Under these new regulations, which are currently on hold, all employees who earn less than $913 per week/ $47,476 per year must be paid overtime if they work more than 40 hours in a workweek, regardless of the type of work that they do. This means that even if an employee qualifies as an exempt employee based on job duties and is paid a fixed salary, he or she is not exempt from the overtime wages requirement if his or her salary is less than $47,476 per year. In essence the new rule would have increased the salary threshold for an employee to qualify as exempt from $455 per week ($23,600 per year) to $913 per week ($47,476 per year).

Current classification criteria regulates that any employee who currently makes $23,600 or less is automatically considered non-exempt from overtime eligibility – in other words, they receive overtime pay. The duties test must then be performed. Positions that are professional in scope, i.e. requiring a degree or specialized professional training or those with significant decision making authority are exempt from overtime pay requirements.
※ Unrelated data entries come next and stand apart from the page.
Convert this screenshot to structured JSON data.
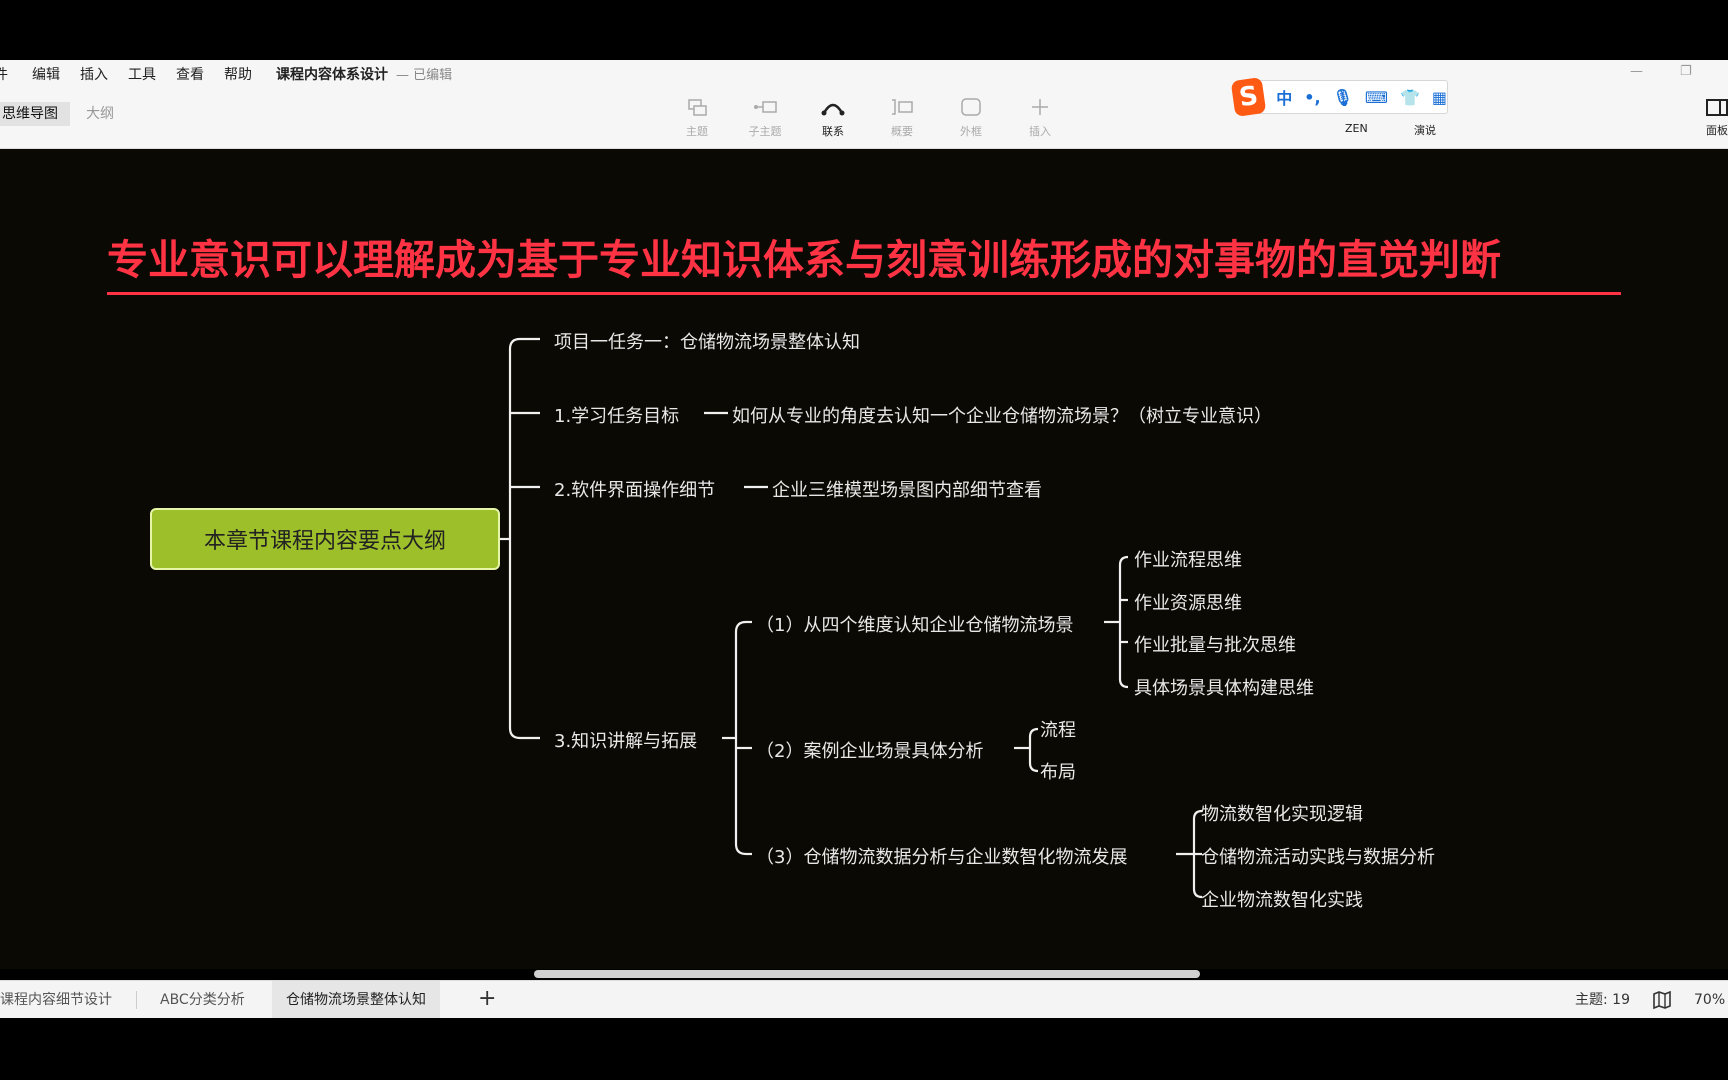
{
  "menubar": {
    "items": [
      "件",
      "编辑",
      "插入",
      "工具",
      "查看",
      "帮助"
    ],
    "doc_title": "课程内容体系设计",
    "doc_status": "— 已编辑"
  },
  "toolbar": {
    "view_tabs": [
      "思维导图",
      "大纲"
    ],
    "tools": [
      {
        "label": "主题",
        "icon": "topic-icon"
      },
      {
        "label": "子主题",
        "icon": "subtopic-icon"
      },
      {
        "label": "联系",
        "icon": "relationship-icon"
      },
      {
        "label": "概要",
        "icon": "summary-icon"
      },
      {
        "label": "外框",
        "icon": "boundary-icon"
      },
      {
        "label": "插入",
        "icon": "insert-icon"
      }
    ],
    "right_labels": [
      "ZEN",
      "演说",
      "面板"
    ],
    "ime_text": "中"
  },
  "canvas": {
    "headline": "专业意识可以理解成为基于专业知识体系与刻意训练形成的对事物的直觉判断",
    "root": "本章节课程内容要点大纲",
    "branch_1": "项目一任务一：仓储物流场景整体认知",
    "branch_2": "1.学习任务目标",
    "branch_2_child": "如何从专业的角度去认知一个企业仓储物流场景？（树立专业意识）",
    "branch_3": "2.软件界面操作细节",
    "branch_3_child": "企业三维模型场景图内部细节查看",
    "branch_4": "3.知识讲解与拓展",
    "sub_1": "（1）从四个维度认知企业仓储物流场景",
    "sub_1_children": [
      "作业流程思维",
      "作业资源思维",
      "作业批量与批次思维",
      "具体场景具体构建思维"
    ],
    "sub_2": "（2）案例企业场景具体分析",
    "sub_2_children": [
      "流程",
      "布局"
    ],
    "sub_3": "（3）仓储物流数据分析与企业数智化物流发展",
    "sub_3_children": [
      "物流数智化实现逻辑",
      "仓储物流活动实践与数据分析",
      "企业物流数智化实践"
    ]
  },
  "statusbar": {
    "sheets": [
      "课程内容细节设计",
      "ABC分类分析",
      "仓储物流场景整体认知"
    ],
    "add_label": "+",
    "topic_count": "主题: 19",
    "zoom": "70%"
  },
  "colors": {
    "headline": "#ff3344",
    "root_fill": "#9cbf2a",
    "canvas_bg": "#0b0903",
    "line": "#f0f0f0"
  }
}
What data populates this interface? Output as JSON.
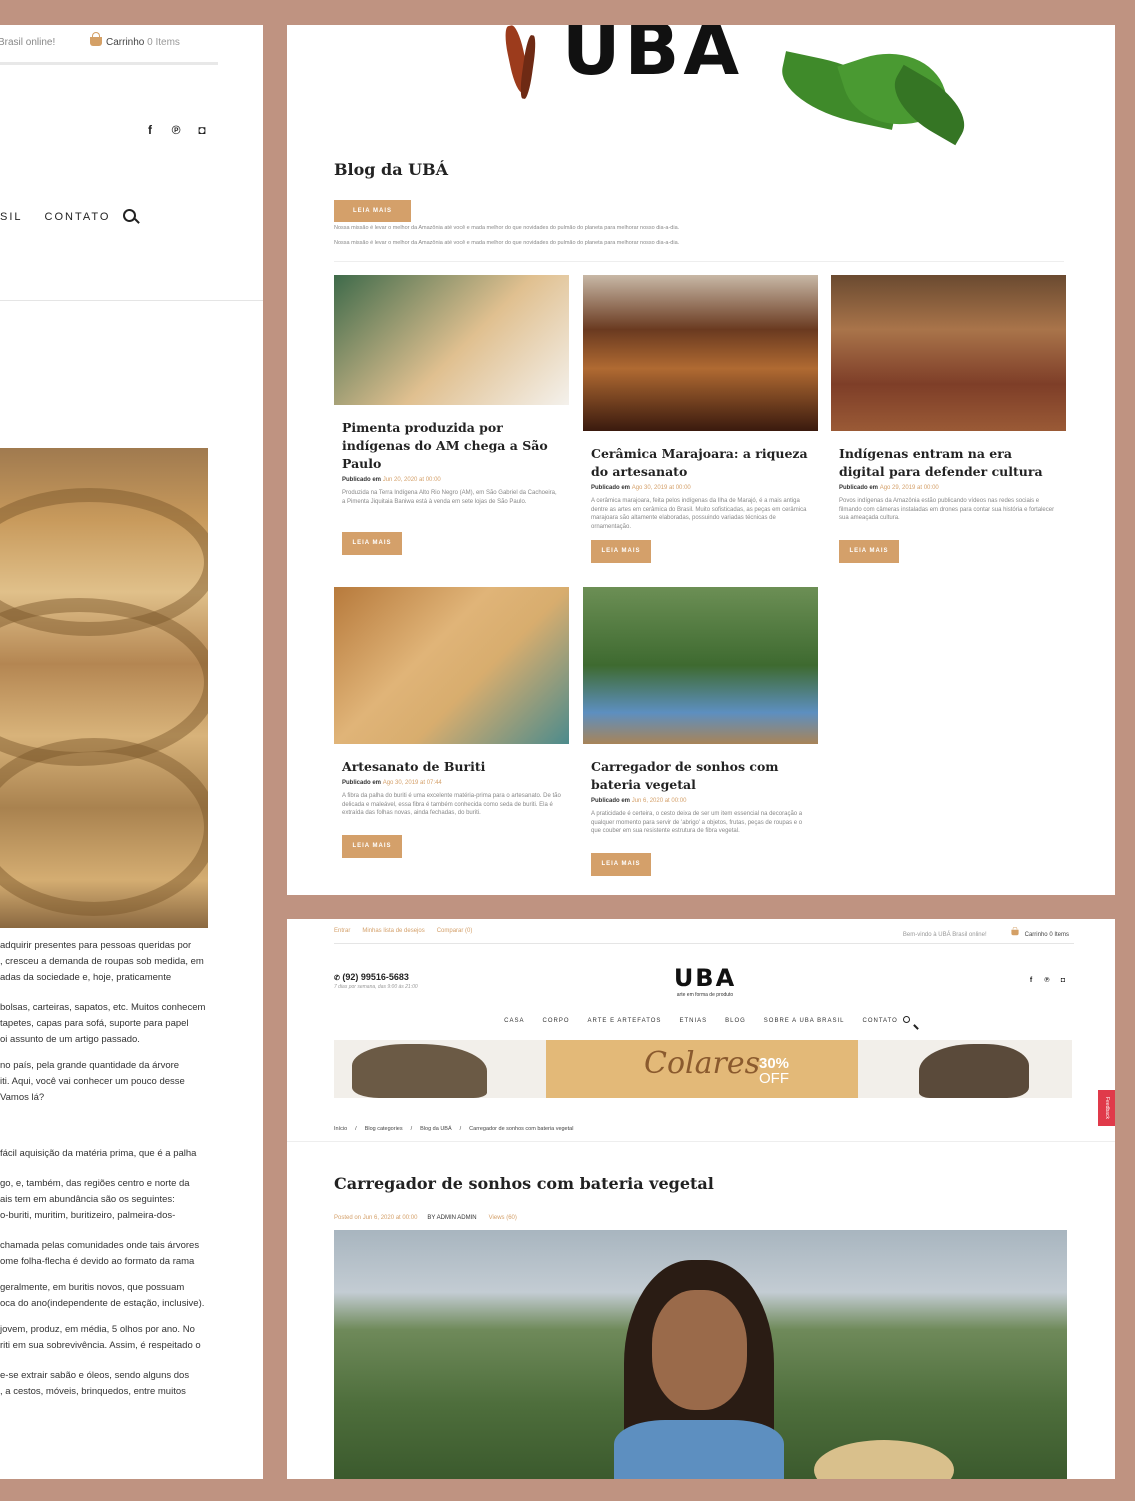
{
  "left_panel": {
    "welcome": "Brasil online!",
    "cart_label": "Carrinho",
    "cart_items": "0 Items",
    "nav": [
      "SIL",
      "CONTATO"
    ],
    "paragraphs": [
      [
        "adquirir presentes para pessoas queridas por",
        ", cresceu a demanda de roupas sob medida, em",
        "adas da sociedade e, hoje, praticamente"
      ],
      [
        "bolsas, carteiras, sapatos, etc. Muitos conhecem",
        "tapetes, capas para sofá, suporte para papel",
        "oi assunto de um artigo passado."
      ],
      [
        "no país, pela grande quantidade da árvore",
        "iti. Aqui, você vai conhecer um pouco desse",
        "Vamos lá?"
      ],
      [
        "fácil aquisição da matéria prima, que é a palha"
      ],
      [
        "go, e, também, das regiões centro e norte da",
        "ais tem em abundância são os seguintes:",
        "o-buriti, muritim, buritizeiro, palmeira-dos-"
      ],
      [
        "chamada pelas comunidades onde tais árvores",
        "ome folha-flecha é devido ao formato da rama"
      ],
      [
        "geralmente, em buritis novos, que possuam",
        "oca do ano(independente de estação, inclusive)."
      ],
      [
        "jovem, produz, em média, 5 olhos por ano. No",
        "riti em sua sobrevivência. Assim, é respeitado o"
      ],
      [
        "e-se extrair sabão e óleos, sendo alguns dos",
        ", a cestos, móveis, brinquedos, entre muitos"
      ]
    ]
  },
  "blog": {
    "logo_text": "UBA",
    "title": "Blog da UBÁ",
    "intro_button": "LEIA MAIS OCULTAR",
    "intro_lines": [
      "Nossa missão é levar o melhor da Amazônia até você e mada melhor do que novidades do pulmão do planeta para melhorar nosso dia-a-dia.",
      "Nossa missão é levar o melhor da Amazônia até você e mada melhor do que novidades do pulmão do planeta para melhorar nosso dia-a-dia."
    ],
    "published_label": "Publicado em",
    "read_more": "LEIA MAIS",
    "posts": [
      {
        "title": "Pimenta produzida por indígenas do AM chega a São Paulo",
        "date": "Jun 20, 2020 at 00:00",
        "excerpt": "Produzida na Terra Indígena Alto Rio Negro (AM), em São Gabriel da Cachoeira, a Pimenta Jiquitaia Baniwa está à venda em sete lojas de São Paulo."
      },
      {
        "title": "Cerâmica Marajoara: a riqueza do artesanato",
        "date": "Ago 30, 2019 at 00:00",
        "excerpt": "A cerâmica marajoara, feita pelos indígenas da Ilha de Marajó, é a mais antiga dentre as artes em cerâmica do Brasil. Muito sofisticadas, as peças em cerâmica marajoara são altamente elaboradas, possuindo variadas técnicas de ornamentação."
      },
      {
        "title": "Indígenas entram na era digital para defender cultura",
        "date": "Ago 29, 2019 at 00:00",
        "excerpt": "Povos indígenas da Amazônia estão publicando vídeos nas redes sociais e filmando com câmeras instaladas em drones para contar sua história e fortalecer sua ameaçada cultura."
      },
      {
        "title": "Artesanato de Buriti",
        "date": "Ago 30, 2019 at 07:44",
        "excerpt": "A fibra da palha do buriti é uma excelente matéria-prima para o artesanato. De tão delicada e maleável, essa fibra é também conhecida como seda de buriti. Ela é extraída das folhas novas, ainda fechadas, do buriti."
      },
      {
        "title": "Carregador de sonhos com bateria vegetal",
        "date": "Jun 6, 2020 at 00:00",
        "excerpt": "A praticidade é certeira, o cesto deixa de ser um item essencial na decoração a qualquer momento para servir de 'abrigo' a objetos, frutas, peças de roupas e o que couber em sua resistente estrutura de fibra vegetal."
      }
    ]
  },
  "post_page": {
    "top_links": [
      "Entrar",
      "Minhas lista de desejos",
      "Comparar (0)"
    ],
    "welcome": "Bem-vindo à UBÁ Brasil online!",
    "cart_label": "Carrinho",
    "cart_items": "0 Items",
    "phone": "(92) 99516-5683",
    "hours": "7 dias por semana, das 9:00 às 21:00",
    "logo_word": "UBA",
    "logo_tag": "arte em forma de produto",
    "nav": [
      "CASA",
      "CORPO",
      "ARTE E ARTEFATOS",
      "ETNIAS",
      "BLOG",
      "SOBRE A UBA BRASIL",
      "CONTATO"
    ],
    "banner_script": "Colares",
    "banner_percent": "30%",
    "banner_off": "OFF",
    "feedback": "Feedback",
    "breadcrumbs": [
      "Início",
      "/",
      "Blog categories",
      "/",
      "Blog da UBÁ",
      "/",
      "Carregador de sonhos com bateria vegetal"
    ],
    "title": "Carregador de sonhos com bateria vegetal",
    "posted": "Posted on Jun 6, 2020 at 00:00",
    "author": "BY ADMIN ADMIN",
    "views": "Views (60)"
  },
  "colors": {
    "background": "#bf9381",
    "accent": "#d4a06a",
    "feedback": "#e03a4a"
  },
  "icons": [
    "facebook-icon",
    "pinterest-icon",
    "instagram-icon",
    "search-icon",
    "cart-icon",
    "phone-icon"
  ]
}
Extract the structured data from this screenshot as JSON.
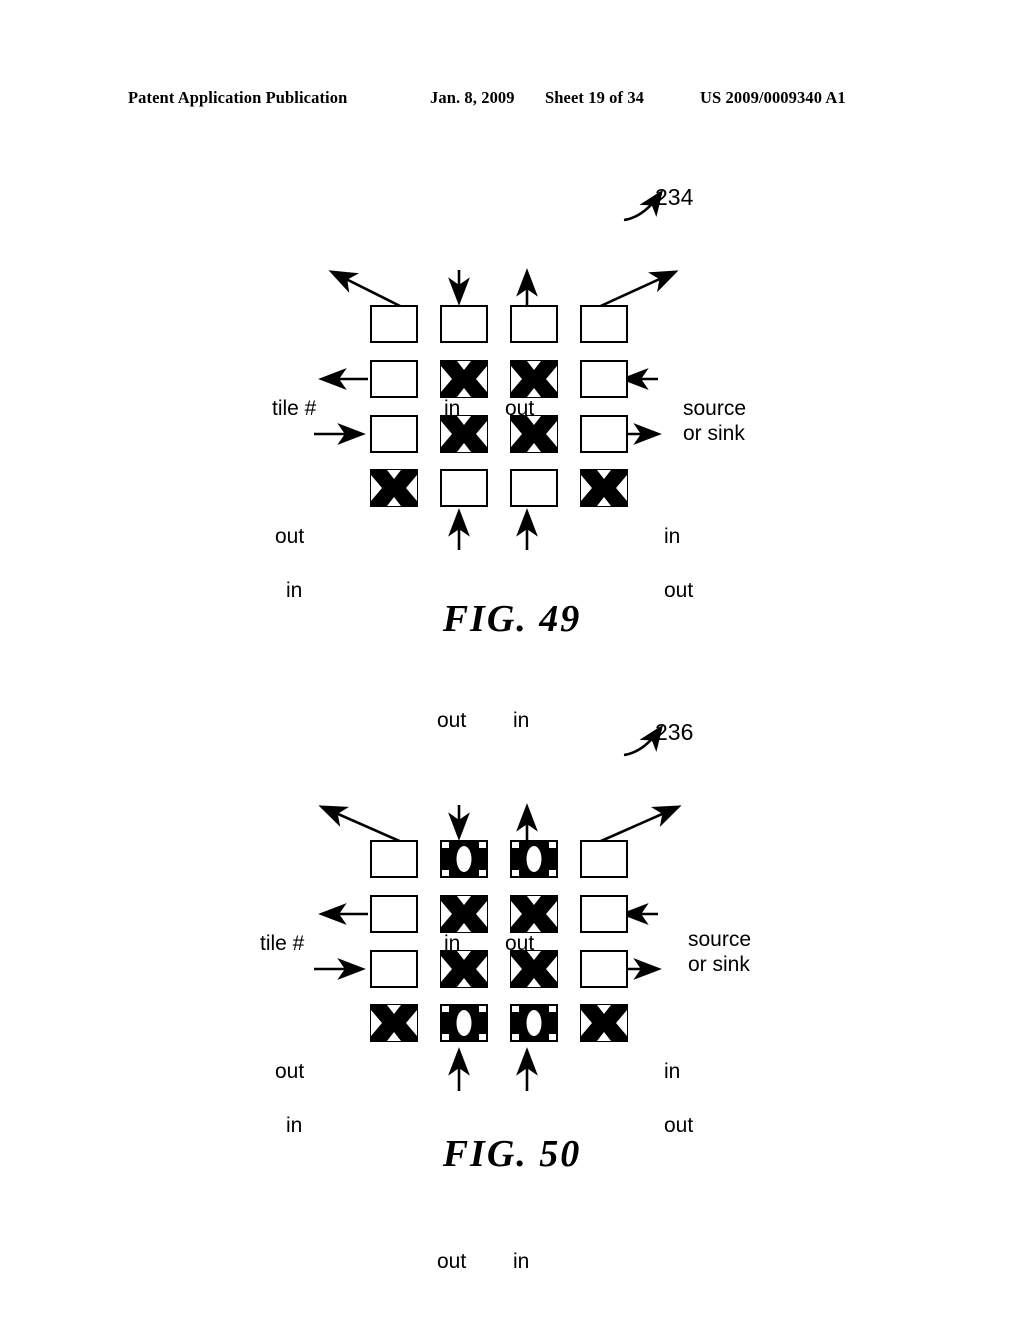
{
  "header": {
    "publication": "Patent Application Publication",
    "date": "Jan. 8, 2009",
    "sheet": "Sheet 19 of 34",
    "pub_number": "US 2009/0009340 A1"
  },
  "colors": {
    "ink": "#000000",
    "paper": "#ffffff"
  },
  "figures": [
    {
      "id": "fig-49",
      "caption": "FIG. 49",
      "reference_numeral": "234",
      "grid": {
        "rows": 4,
        "cols": 4,
        "cells": [
          [
            "empty",
            "empty",
            "empty",
            "empty"
          ],
          [
            "empty",
            "x",
            "x",
            "empty"
          ],
          [
            "empty",
            "x",
            "x",
            "empty"
          ],
          [
            "x",
            "empty",
            "empty",
            "x"
          ]
        ]
      },
      "labels": {
        "tile_number": "tile #",
        "in_top": "in",
        "out_top": "out",
        "source_or_sink": "source\nor sink",
        "out_left": "out",
        "in_left": "in",
        "in_right": "in",
        "out_right": "out",
        "out_bottom": "out",
        "in_bottom": "in"
      }
    },
    {
      "id": "fig-50",
      "caption": "FIG. 50",
      "reference_numeral": "236",
      "grid": {
        "rows": 4,
        "cols": 4,
        "cells": [
          [
            "empty",
            "o",
            "o",
            "empty"
          ],
          [
            "empty",
            "x",
            "x",
            "empty"
          ],
          [
            "empty",
            "x",
            "x",
            "empty"
          ],
          [
            "x",
            "o",
            "o",
            "x"
          ]
        ]
      },
      "labels": {
        "tile_number": "tile #",
        "in_top": "in",
        "out_top": "out",
        "source_or_sink": "source\nor sink",
        "out_left": "out",
        "in_left": "in",
        "in_right": "in",
        "out_right": "out",
        "out_bottom": "out",
        "in_bottom": "in"
      }
    }
  ]
}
These types of employees are paid a salary to do a job. Executive, Administrative, Professional and Highly-compensated positions, as defined by the regulations, typically are exempt.

The new Rule does not change the “duties tests” for qualifying as an executive, administrative, or professional employee. Still, they are worth reviewing.

  • Executive: To qualify for the executive exemption, an employee’s primary duty must be managing the enterprise, or managing a customarily recognized department or subdivision of the enterprise. Furthermore, the employee must customarily and regularly direct the work of at least two or more other full-time employees or their equivalent. Finally, the employee must have the authority to hire or fire other employees, or the employee’s suggestions as to the hiring, firing, or any other change of status of other employees must be given particular weight.
  • Administrative: The administrative employee’s primary duty must be the performance of office or non-manual work directly related to the management or general business operations of the employer or the employer’s customers. Furthermore, the employee’s primary duty must include the exercise of discretion and independent judgment with respect to matters of significance.
  • Professional: To qualify for the professional exemption, an employee’s primary duty must be the performance of work requiring advanced knowledge, defined as work which is predominantly intellectual in character and which includes work requiring the consistent exercise of discretion and judgment. The advanced knowledge must be in a field of science or learning, and the advanced knowledge must be customarily acquired by a prolonged course of specialized intellectual instruction.

In the HR assessments we conduct for small organizations, we frequently find misclassification of staff – most typically employers incorrectly classify administrative staff such as Receptionists, Administrative Assistants and office administrators as exempt because of their interpretation of what constitutes “discretion” in these roles. While responsibilities may vary across organizations for these type of positions, more likely than not we find staff in these roles are misclassified from a compliance perspective and are being improperly paid.  Correction of these misclassifications requires careful and thoughtful messaging and remediation to limit organizational liability.

Employers who violate the FLSA are subject to litigation brought by employees. Liable employers can owe back pay, damages, and attorney fees to employees to whom they improperly failed to pay overtime wages. The Department of Labor (DOL) is responsible for enforcing the FLSA provisions.

For more information on this topic or to speak to one of our HR consultants about your employee classification status, please contact us at 781-235-1490.